Ugh! Seriously, I was getting pretty sick of knitting so many brown and white projects (including the projects I made with some really cool locally-grown Shetland wool), but I was determined to use up this yarn. Since I didn't want to make another poncho, I got going on another Ravelry search, this time deciding I had just the right amount of yarn to knit Boreal by Kate Davies, and knit it in time to wear it for Christmas. Yeah, I don't know what the hell I was thinking, either.

Based on the amount of yarn I had in each color, I really should have done the sweater with the light color on the bottom, but I decided that for my body type, it would look best with dark on the bottom half. So with a little trepidation, I cast on. The knitting went quickly since there was so much stockinette. Once I made my way through the bottom half, I started getting a little nervous that I was going to run out of dark yarn for the top half. I had a bad feeling about it that only got worse the further along I got. On December 18th I ran out of the chocolate yarn. A week before Christmas! What was I going to do? There are only a couple yarn shops in the area that carry Eco Wool, so I was really sweating it. It wasn't necessary to have a new sweater in time for the holiday, but I really wanted one.

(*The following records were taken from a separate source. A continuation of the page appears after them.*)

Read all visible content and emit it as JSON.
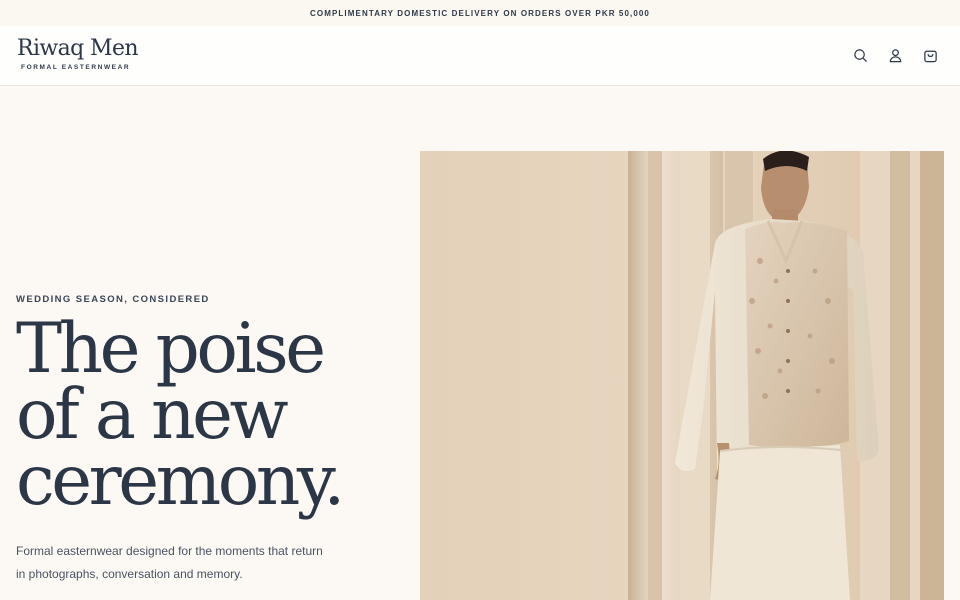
{
  "announcement": "COMPLIMENTARY DOMESTIC DELIVERY ON ORDERS OVER PKR 50,000",
  "brand": {
    "name": "Riwaq Men",
    "tagline": "FORMAL EASTERNWEAR"
  },
  "header": {
    "icons": [
      "search-icon",
      "account-icon",
      "bag-icon"
    ]
  },
  "hero": {
    "eyebrow": "WEDDING SEASON, CONSIDERED",
    "headline": [
      "The poise",
      "of a new",
      "ceremony."
    ],
    "lede_lines": [
      "Formal easternwear designed for the moments that return",
      "in photographs, conversation and memory."
    ]
  },
  "colors": {
    "background": "#fcf9f5",
    "ink": "#2b3646",
    "header_bg": "#fefefd"
  }
}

So one night after work, I braved the crazy traffic by the malls to go to the shop that I thought was my best chance of finding the yarn. I had a 20 minute window to get off the bus, cross something like 10 lanes of traffic, walk to the shop way at the far side of the parking lot, find the yarn, pay for it, and catch the bus to get home. The shop had exactly one skein of the yarn I needed. It wasn't the same dye lot, but I was pretty sure it wasn't going to matter with the color work, so I snatched it up and hurried to the checkout where there was a woman ahead of me who had a million little individually-priced stems of fake wreath-making stuff and nearly as many coupons. All I had was the one skein, but I was 30 seconds too late getting to the cashier. After roundly cursing her out (in my mind, though, not out loud), I took a breath and hoped I'd be able to make my bus. It was a Christmas miracle! I paid for my precious, ran for the bus stop, and thanks to the ridiculous traffic, I had time to spare before the bus arrived.

Once I got going again on the sweater, I was able to finish it in practically no time at all. From beginning to end, the whole thing took 10 days. And I had yarn left over, which kind of bothers me, but I just can't bear the thought of yet another Eco Wool sweater. I only ended up using about 100 yards out of the new skein of yarn, so I still have a healthy 400 yards left, in addition to nearly a full skein of the cream. I'd really like to use it up, but I think I'm going to give it a year or so. It'll keep.

Well, that's all I've got for tonight. Thanks for sticking with me over my long holiday break, Friends. Until next time.